* [THE DATA]:

----

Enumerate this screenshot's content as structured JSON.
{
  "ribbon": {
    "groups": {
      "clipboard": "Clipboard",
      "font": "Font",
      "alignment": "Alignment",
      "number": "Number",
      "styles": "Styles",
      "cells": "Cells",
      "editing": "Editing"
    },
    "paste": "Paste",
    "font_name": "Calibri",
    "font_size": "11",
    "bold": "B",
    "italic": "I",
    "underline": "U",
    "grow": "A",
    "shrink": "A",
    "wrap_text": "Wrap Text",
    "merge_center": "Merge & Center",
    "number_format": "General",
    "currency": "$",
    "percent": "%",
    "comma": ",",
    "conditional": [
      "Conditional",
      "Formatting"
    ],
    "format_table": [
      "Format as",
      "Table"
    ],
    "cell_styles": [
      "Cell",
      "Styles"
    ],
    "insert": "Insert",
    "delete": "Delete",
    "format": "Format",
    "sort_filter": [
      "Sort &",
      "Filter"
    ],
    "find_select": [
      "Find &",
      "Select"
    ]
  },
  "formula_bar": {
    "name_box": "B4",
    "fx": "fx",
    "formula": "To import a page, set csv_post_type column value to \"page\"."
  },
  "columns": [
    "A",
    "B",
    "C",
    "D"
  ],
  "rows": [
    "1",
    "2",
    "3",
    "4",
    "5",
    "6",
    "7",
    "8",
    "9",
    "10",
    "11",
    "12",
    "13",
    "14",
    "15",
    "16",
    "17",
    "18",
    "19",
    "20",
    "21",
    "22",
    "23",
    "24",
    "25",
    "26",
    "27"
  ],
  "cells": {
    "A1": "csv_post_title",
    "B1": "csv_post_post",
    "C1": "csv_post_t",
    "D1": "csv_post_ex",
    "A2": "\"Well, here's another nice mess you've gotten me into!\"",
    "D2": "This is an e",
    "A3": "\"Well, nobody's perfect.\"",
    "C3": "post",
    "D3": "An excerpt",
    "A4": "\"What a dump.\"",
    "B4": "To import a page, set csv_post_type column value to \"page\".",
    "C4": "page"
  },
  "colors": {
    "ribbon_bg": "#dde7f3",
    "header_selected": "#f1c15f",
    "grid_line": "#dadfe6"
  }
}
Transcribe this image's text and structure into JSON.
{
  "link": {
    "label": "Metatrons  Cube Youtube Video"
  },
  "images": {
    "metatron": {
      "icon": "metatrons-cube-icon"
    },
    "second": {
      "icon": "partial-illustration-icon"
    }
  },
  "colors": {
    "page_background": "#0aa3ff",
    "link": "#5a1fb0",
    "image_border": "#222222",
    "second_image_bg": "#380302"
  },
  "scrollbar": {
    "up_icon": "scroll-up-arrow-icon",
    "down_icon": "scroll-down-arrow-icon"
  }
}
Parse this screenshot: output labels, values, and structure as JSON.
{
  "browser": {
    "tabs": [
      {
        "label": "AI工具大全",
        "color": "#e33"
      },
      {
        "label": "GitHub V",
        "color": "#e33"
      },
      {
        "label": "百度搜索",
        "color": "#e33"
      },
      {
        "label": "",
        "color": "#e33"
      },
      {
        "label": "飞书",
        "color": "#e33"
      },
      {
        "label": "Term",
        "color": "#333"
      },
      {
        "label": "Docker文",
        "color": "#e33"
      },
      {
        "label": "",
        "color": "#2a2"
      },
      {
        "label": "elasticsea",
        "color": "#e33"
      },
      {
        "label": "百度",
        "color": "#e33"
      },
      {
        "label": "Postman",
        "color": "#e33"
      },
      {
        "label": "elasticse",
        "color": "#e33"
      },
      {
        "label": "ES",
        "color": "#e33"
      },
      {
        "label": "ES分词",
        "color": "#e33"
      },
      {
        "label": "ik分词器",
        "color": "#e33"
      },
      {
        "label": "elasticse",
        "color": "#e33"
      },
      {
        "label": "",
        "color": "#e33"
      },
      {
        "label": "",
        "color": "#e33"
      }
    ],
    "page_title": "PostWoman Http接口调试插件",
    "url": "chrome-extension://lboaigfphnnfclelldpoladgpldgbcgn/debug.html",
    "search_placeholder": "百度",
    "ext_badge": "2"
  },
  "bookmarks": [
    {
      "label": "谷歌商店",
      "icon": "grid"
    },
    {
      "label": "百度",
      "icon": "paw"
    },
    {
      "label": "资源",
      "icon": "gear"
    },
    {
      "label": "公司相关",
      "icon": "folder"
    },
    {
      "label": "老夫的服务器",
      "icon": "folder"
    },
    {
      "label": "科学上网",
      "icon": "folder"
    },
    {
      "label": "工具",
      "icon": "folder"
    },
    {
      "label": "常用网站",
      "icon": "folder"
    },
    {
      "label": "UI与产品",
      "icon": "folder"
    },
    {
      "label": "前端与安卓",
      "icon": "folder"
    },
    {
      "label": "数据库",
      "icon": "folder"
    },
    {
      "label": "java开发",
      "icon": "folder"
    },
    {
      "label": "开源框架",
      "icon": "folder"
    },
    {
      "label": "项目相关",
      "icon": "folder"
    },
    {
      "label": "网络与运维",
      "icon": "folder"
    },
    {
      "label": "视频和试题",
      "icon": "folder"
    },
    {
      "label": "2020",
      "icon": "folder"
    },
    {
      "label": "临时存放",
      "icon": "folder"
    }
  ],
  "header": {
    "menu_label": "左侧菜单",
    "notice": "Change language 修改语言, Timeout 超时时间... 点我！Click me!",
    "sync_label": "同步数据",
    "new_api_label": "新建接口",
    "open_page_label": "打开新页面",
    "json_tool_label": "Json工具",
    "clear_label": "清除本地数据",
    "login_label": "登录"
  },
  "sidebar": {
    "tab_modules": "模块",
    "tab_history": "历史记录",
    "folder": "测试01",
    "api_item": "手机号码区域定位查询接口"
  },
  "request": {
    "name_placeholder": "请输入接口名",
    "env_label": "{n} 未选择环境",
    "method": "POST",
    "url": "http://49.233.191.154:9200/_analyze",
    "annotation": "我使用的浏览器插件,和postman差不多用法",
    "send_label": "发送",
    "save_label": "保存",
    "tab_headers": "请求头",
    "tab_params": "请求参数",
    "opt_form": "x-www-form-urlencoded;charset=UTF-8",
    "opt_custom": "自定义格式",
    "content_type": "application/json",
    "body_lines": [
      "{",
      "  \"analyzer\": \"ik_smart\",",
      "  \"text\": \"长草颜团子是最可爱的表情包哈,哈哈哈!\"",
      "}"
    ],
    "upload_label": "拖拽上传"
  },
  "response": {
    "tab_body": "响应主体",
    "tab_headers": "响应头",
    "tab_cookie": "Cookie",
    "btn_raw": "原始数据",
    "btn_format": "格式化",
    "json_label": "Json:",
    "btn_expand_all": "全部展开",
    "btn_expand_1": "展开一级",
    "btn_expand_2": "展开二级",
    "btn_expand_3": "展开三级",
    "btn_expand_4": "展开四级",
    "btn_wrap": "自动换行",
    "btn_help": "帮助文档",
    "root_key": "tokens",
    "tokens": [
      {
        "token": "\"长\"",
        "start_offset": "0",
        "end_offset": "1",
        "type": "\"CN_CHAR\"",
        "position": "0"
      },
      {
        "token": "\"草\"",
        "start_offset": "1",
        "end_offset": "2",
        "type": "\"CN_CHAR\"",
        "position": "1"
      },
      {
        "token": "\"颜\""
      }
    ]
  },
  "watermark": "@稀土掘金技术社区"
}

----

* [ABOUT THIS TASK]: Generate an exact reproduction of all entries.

* [EXERCISE SOLUTION]:
Enumerate this screenshot's content as structured JSON.
{
  "ribbon": {
    "groups": {
      "clipboard": "Clipboard",
      "font": "Font",
      "alignment": "Alignment",
      "number": "Number",
      "styles": "Styles",
      "cells": "Cells",
      "editing": "Editing"
    },
    "paste": "Paste",
    "font_name": "Calibri",
    "font_size": "11",
    "bold": "B",
    "italic": "I",
    "underline": "U",
    "grow": "A",
    "shrink": "A",
    "wrap_text": "Wrap Text",
    "merge_center": "Merge & Center",
    "number_format": "General",
    "currency": "$",
    "percent": "%",
    "comma": ",",
    "conditional": [
      "Conditional",
      "Formatting"
    ],
    "format_table": [
      "Format as",
      "Table"
    ],
    "cell_styles": [
      "Cell",
      "Styles"
    ],
    "insert": "Insert",
    "delete": "Delete",
    "format": "Format",
    "sort_filter": [
      "Sort &",
      "Filter"
    ],
    "find_select": [
      "Find &",
      "Select"
    ]
  },
  "formula_bar": {
    "name_box": "B4",
    "fx": "fx",
    "formula": "To import a page, set csv_post_type column value to \"page\"."
  },
  "columns": [
    "A",
    "B",
    "C",
    "D"
  ],
  "rows": [
    "1",
    "2",
    "3",
    "4",
    "5",
    "6",
    "7",
    "8",
    "9",
    "10",
    "11",
    "12",
    "13",
    "14",
    "15",
    "16",
    "17",
    "18",
    "19",
    "20",
    "21",
    "22",
    "23",
    "24",
    "25",
    "26",
    "27"
  ],
  "cells": {
    "A1": "csv_post_title",
    "B1": "csv_post_post",
    "C1": "csv_post_t",
    "D1": "csv_post_ex",
    "A2": "\"Well, here's another nice mess you've gotten me into!\"",
    "D2": "This is an e",
    "A3": "\"Well, nobody's perfect.\"",
    "C3": "post",
    "D3": "An excerpt",
    "A4": "\"What a dump.\"",
    "B4": "To import a page, set csv_post_type column value to \"page\".",
    "C4": "page"
  },
  "colors": {
    "ribbon_bg": "#dde7f3",
    "header_selected": "#f1c15f",
    "grid_line": "#dadfe6"
  }
}
Transcribe this image's text and structure into JSON.
{
  "link": {
    "label": "Metatrons  Cube Youtube Video"
  },
  "images": {
    "metatron": {
      "icon": "metatrons-cube-icon"
    },
    "second": {
      "icon": "partial-illustration-icon"
    }
  },
  "colors": {
    "page_background": "#0aa3ff",
    "link": "#5a1fb0",
    "image_border": "#222222",
    "second_image_bg": "#380302"
  },
  "scrollbar": {
    "up_icon": "scroll-up-arrow-icon",
    "down_icon": "scroll-down-arrow-icon"
  }
}
Parse this screenshot: output labels, values, and structure as JSON.
{
  "browser": {
    "tabs": [
      {
        "label": "AI工具大全",
        "color": "#e33"
      },
      {
        "label": "GitHub V",
        "color": "#e33"
      },
      {
        "label": "百度搜索",
        "color": "#e33"
      },
      {
        "label": "",
        "color": "#e33"
      },
      {
        "label": "飞书",
        "color": "#e33"
      },
      {
        "label": "Term",
        "color": "#333"
      },
      {
        "label": "Docker文",
        "color": "#e33"
      },
      {
        "label": "",
        "color": "#2a2"
      },
      {
        "label": "elasticsea",
        "color": "#e33"
      },
      {
        "label": "百度",
        "color": "#e33"
      },
      {
        "label": "Postman",
        "color": "#e33"
      },
      {
        "label": "elasticse",
        "color": "#e33"
      },
      {
        "label": "ES",
        "color": "#e33"
      },
      {
        "label": "ES分词",
        "color": "#e33"
      },
      {
        "label": "ik分词器",
        "color": "#e33"
      },
      {
        "label": "elasticse",
        "color": "#e33"
      },
      {
        "label": "",
        "color": "#e33"
      },
      {
        "label": "",
        "color": "#e33"
      }
    ],
    "page_title": "PostWoman Http接口调试插件",
    "url": "chrome-extension://lboaigfphnnfclelldpoladgpldgbcgn/debug.html",
    "search_placeholder": "百度",
    "ext_badge": "2"
  },
  "bookmarks": [
    {
      "label": "谷歌商店",
      "icon": "grid"
    },
    {
      "label": "百度",
      "icon": "paw"
    },
    {
      "label": "资源",
      "icon": "gear"
    },
    {
      "label": "公司相关",
      "icon": "folder"
    },
    {
      "label": "老夫的服务器",
      "icon": "folder"
    },
    {
      "label": "科学上网",
      "icon": "folder"
    },
    {
      "label": "工具",
      "icon": "folder"
    },
    {
      "label": "常用网站",
      "icon": "folder"
    },
    {
      "label": "UI与产品",
      "icon": "folder"
    },
    {
      "label": "前端与安卓",
      "icon": "folder"
    },
    {
      "label": "数据库",
      "icon": "folder"
    },
    {
      "label": "java开发",
      "icon": "folder"
    },
    {
      "label": "开源框架",
      "icon": "folder"
    },
    {
      "label": "项目相关",
      "icon": "folder"
    },
    {
      "label": "网络与运维",
      "icon": "folder"
    },
    {
      "label": "视频和试题",
      "icon": "folder"
    },
    {
      "label": "2020",
      "icon": "folder"
    },
    {
      "label": "临时存放",
      "icon": "folder"
    }
  ],
  "header": {
    "menu_label": "左侧菜单",
    "notice": "Change language 修改语言, Timeout 超时时间... 点我！Click me!",
    "sync_label": "同步数据",
    "new_api_label": "新建接口",
    "open_page_label": "打开新页面",
    "json_tool_label": "Json工具",
    "clear_label": "清除本地数据",
    "login_label": "登录"
  },
  "sidebar": {
    "tab_modules": "模块",
    "tab_history": "历史记录",
    "folder": "测试01",
    "api_item": "手机号码区域定位查询接口"
  },
  "request": {
    "name_placeholder": "请输入接口名",
    "env_label": "{n} 未选择环境",
    "method": "POST",
    "url": "http://49.233.191.154:9200/_analyze",
    "annotation": "我使用的浏览器插件,和postman差不多用法",
    "send_label": "发送",
    "save_label": "保存",
    "tab_headers": "请求头",
    "tab_params": "请求参数",
    "opt_form": "x-www-form-urlencoded;charset=UTF-8",
    "opt_custom": "自定义格式",
    "content_type": "application/json",
    "body_lines": [
      "{",
      "  \"analyzer\": \"ik_smart\",",
      "  \"text\": \"长草颜团子是最可爱的表情包哈,哈哈哈!\"",
      "}"
    ],
    "upload_label": "拖拽上传"
  },
  "response": {
    "tab_body": "响应主体",
    "tab_headers": "响应头",
    "tab_cookie": "Cookie",
    "btn_raw": "原始数据",
    "btn_format": "格式化",
    "json_label": "Json:",
    "btn_expand_all": "全部展开",
    "btn_expand_1": "展开一级",
    "btn_expand_2": "展开二级",
    "btn_expand_3": "展开三级",
    "btn_expand_4": "展开四级",
    "btn_wrap": "自动换行",
    "btn_help": "帮助文档",
    "root_key": "tokens",
    "tokens": [
      {
        "token": "\"长\"",
        "start_offset": "0",
        "end_offset": "1",
        "type": "\"CN_CHAR\"",
        "position": "0"
      },
      {
        "token": "\"草\"",
        "start_offset": "1",
        "end_offset": "2",
        "type": "\"CN_CHAR\"",
        "position": "1"
      },
      {
        "token": "\"颜\""
      }
    ]
  },
  "watermark": "@稀土掘金技术社区"
}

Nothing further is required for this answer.